Better Than the Original

Thanks to a thoughtful renovation, a Victorian home goes from drab to delightful.

But rehabbing the house required more than simple upgrades. Recalling the once-dreary first floor, Cunningham says, “There was no access to the backyard, which is really an incredible property. So we put in new kitchen windows, French doors, and a wraparound porch. The idea was to open up the house; we wanted to have all the spaces flowing.”

The back staircase cut off the dining room from the kitchen and took up precious space on the second floor. Warner and Cunningham removed it and continued the main staircase down to the basement. Now the kitchen, with its neutral palette and wide oak floorboards, opens to the dining room through six-foot-wide pocket doors. To camouflage their modification to the Victorian staircase, the architects designed a 10-foot-long bench along the new balustrade. Finished to match the existing woodwork, it looks as if it has always been there.

For a crowning touch, wallpaper by British designer Neisha Crosland graces the hallways. “When my sister-in-law first saw the wallpaper, she thought it was old and said, ‘You’re going to get rid of it, right?’” laughs one of the owners. But the paper’s bold orange flowers lend the dark wood a cheery counterpoint.

The third floor, which once contained three servants’ rooms with low ceilings, is now a lofty master suite with exposed beams and wide-board floors.

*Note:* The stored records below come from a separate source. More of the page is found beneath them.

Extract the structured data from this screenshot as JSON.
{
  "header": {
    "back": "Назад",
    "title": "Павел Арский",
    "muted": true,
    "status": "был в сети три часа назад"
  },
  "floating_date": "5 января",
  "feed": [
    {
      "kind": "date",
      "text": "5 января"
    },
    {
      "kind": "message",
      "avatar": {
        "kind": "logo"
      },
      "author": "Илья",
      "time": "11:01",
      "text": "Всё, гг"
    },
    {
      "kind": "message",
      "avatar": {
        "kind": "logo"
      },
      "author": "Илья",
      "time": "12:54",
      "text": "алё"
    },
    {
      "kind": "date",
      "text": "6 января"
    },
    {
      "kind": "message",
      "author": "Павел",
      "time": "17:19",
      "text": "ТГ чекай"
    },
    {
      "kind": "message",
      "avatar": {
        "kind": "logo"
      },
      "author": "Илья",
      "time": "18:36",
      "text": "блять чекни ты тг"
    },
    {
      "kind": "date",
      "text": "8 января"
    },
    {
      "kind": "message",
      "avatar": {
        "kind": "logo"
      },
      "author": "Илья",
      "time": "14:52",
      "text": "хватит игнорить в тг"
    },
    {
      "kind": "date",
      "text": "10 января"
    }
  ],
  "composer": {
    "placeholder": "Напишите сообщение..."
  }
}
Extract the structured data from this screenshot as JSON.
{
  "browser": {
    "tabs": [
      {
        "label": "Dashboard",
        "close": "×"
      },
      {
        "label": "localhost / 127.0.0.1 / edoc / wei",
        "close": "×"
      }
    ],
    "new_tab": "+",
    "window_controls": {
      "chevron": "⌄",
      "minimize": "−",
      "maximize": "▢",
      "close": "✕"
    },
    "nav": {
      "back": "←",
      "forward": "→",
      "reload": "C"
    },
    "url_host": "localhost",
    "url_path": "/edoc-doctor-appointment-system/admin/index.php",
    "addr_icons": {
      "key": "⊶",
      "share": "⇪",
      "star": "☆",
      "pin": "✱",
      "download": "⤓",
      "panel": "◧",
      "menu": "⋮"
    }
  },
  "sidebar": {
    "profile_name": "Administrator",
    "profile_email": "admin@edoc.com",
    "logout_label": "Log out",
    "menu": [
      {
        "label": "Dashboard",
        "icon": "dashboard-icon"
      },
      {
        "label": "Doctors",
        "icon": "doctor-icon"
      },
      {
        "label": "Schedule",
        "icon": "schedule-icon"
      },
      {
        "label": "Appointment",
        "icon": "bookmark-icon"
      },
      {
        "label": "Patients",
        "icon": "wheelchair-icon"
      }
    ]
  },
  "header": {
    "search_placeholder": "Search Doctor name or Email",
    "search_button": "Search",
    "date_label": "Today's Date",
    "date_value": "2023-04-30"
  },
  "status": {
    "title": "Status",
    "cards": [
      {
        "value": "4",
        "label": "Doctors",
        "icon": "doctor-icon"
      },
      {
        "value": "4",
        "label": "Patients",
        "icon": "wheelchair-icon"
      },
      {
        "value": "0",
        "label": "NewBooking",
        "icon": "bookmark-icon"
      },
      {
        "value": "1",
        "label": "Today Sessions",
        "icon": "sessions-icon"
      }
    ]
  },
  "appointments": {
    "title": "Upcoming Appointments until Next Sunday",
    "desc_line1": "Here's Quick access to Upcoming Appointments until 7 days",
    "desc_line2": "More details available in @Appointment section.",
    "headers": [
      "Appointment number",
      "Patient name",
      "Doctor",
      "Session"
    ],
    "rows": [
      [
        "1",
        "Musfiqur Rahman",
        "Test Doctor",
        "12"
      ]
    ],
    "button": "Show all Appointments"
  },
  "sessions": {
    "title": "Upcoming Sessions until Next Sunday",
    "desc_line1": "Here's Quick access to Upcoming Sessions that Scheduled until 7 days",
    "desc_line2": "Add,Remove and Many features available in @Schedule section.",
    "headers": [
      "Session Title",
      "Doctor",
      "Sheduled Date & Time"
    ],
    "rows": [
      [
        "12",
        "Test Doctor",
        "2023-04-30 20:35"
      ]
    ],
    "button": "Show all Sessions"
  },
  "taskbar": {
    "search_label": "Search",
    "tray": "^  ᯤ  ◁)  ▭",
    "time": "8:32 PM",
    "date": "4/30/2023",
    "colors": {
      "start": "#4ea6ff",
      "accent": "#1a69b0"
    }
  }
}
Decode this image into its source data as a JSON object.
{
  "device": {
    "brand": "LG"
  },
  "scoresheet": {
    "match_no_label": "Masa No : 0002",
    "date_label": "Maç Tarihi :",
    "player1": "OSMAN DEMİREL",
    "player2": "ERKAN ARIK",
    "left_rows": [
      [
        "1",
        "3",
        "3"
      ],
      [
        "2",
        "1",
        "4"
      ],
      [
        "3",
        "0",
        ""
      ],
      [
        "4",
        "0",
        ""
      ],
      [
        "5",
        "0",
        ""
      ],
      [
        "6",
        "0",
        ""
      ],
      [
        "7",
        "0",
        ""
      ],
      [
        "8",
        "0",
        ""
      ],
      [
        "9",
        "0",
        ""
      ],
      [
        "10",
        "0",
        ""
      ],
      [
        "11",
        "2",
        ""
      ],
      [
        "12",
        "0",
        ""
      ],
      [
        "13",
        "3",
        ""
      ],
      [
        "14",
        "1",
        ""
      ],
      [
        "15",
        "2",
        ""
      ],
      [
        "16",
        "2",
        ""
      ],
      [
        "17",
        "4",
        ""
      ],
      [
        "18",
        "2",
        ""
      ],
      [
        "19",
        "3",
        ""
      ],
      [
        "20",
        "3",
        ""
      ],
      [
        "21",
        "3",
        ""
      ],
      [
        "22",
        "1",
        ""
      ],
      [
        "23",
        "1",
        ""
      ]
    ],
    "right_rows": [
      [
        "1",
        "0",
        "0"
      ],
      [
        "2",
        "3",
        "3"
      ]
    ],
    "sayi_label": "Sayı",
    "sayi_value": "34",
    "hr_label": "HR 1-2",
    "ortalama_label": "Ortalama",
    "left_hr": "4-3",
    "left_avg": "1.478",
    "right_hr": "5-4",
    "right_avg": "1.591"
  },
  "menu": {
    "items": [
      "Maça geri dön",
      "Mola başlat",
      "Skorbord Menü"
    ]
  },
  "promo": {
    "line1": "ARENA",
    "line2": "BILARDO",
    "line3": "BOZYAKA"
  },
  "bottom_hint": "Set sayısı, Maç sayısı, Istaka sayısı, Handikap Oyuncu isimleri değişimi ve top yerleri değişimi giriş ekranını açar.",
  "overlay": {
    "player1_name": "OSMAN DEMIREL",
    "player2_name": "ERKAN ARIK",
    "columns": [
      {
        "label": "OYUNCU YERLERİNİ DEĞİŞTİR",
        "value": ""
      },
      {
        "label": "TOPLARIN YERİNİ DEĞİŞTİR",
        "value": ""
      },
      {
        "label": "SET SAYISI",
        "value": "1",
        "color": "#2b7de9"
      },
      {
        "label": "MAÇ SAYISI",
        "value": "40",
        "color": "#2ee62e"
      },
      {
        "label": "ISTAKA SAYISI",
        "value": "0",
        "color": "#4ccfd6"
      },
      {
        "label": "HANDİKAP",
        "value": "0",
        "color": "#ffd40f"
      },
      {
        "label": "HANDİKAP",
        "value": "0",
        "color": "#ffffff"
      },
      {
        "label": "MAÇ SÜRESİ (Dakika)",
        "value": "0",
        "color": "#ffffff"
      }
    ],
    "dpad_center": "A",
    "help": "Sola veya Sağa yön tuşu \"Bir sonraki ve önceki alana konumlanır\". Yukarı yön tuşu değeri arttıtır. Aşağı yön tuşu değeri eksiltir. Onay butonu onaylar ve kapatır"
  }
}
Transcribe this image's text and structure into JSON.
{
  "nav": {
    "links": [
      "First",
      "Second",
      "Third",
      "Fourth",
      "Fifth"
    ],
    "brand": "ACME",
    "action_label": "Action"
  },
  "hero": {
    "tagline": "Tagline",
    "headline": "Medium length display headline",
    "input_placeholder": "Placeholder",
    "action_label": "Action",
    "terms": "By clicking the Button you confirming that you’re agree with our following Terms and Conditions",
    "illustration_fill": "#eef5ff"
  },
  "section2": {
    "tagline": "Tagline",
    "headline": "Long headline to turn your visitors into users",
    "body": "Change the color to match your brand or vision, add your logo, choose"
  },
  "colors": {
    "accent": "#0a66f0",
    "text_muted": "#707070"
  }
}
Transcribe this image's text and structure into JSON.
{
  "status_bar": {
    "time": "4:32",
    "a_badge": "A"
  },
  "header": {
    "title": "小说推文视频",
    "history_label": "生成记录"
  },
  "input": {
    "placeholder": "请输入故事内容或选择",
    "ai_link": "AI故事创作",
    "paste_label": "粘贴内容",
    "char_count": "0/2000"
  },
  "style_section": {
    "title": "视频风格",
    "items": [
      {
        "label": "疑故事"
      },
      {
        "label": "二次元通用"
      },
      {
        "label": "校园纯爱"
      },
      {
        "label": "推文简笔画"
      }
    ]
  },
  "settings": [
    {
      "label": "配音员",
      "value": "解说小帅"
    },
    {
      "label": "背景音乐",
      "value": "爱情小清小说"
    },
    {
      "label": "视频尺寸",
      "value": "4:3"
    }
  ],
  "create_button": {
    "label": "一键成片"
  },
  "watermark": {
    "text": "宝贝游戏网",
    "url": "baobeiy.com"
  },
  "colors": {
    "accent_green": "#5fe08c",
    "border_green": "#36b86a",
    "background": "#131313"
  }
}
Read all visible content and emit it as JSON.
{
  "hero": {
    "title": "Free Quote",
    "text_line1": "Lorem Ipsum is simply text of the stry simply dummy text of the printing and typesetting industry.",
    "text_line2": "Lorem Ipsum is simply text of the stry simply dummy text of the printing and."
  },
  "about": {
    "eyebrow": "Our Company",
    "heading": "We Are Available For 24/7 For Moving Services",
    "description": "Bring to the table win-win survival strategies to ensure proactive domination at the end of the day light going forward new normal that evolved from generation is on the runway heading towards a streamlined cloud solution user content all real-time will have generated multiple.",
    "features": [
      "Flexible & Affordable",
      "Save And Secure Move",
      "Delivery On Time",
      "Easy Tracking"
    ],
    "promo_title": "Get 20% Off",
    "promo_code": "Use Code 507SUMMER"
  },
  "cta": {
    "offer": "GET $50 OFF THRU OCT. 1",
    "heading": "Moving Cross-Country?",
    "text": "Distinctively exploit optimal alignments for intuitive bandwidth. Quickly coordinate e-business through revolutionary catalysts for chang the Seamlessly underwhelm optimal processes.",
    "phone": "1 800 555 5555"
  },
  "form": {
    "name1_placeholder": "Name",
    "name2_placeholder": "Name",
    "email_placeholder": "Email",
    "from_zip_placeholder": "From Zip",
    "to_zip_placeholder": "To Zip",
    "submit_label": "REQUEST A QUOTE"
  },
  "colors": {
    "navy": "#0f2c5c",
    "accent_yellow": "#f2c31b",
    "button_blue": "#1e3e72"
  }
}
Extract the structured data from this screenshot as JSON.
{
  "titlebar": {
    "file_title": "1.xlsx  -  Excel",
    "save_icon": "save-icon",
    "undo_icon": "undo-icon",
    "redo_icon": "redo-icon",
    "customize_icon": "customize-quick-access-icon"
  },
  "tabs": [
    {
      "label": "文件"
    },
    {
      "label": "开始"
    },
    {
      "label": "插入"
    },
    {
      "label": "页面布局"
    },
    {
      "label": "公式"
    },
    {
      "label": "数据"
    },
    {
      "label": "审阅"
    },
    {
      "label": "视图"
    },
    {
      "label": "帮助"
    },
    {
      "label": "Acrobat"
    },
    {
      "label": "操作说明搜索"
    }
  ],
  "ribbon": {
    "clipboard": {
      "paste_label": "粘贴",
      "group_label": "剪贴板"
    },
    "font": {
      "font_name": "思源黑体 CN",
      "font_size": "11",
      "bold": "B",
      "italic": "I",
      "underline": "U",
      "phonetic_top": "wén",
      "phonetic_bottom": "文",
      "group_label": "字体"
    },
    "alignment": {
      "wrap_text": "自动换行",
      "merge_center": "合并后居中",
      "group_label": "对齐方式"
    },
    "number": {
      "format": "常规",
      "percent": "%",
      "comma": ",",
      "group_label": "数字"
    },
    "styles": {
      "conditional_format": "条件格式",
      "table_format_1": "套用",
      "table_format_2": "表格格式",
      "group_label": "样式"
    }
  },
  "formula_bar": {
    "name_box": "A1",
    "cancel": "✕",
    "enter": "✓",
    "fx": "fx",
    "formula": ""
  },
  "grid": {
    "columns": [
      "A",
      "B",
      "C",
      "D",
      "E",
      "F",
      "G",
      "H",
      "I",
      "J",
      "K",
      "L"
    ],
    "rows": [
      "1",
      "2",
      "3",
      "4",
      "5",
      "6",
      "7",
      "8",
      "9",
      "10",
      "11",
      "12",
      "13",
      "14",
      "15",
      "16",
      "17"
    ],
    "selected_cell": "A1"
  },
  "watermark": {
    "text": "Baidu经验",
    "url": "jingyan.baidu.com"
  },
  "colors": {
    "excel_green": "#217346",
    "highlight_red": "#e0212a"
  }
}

The architects vanquished any draftiness by inserting foam insulation into the exterior walls and installing a high-efficiency heating system.

Though the family spends much time in the kitchen, a charming “sleeping porch” on the second floor is also a favorite. Completely rebuilt with period details, the ambiance is magical. “Kids love to play in it,” one of the owners notes. “And it’s a great place to read a book. In fact, it’s so lovely, I’m thinking of moving my office in there,” she says with a wink.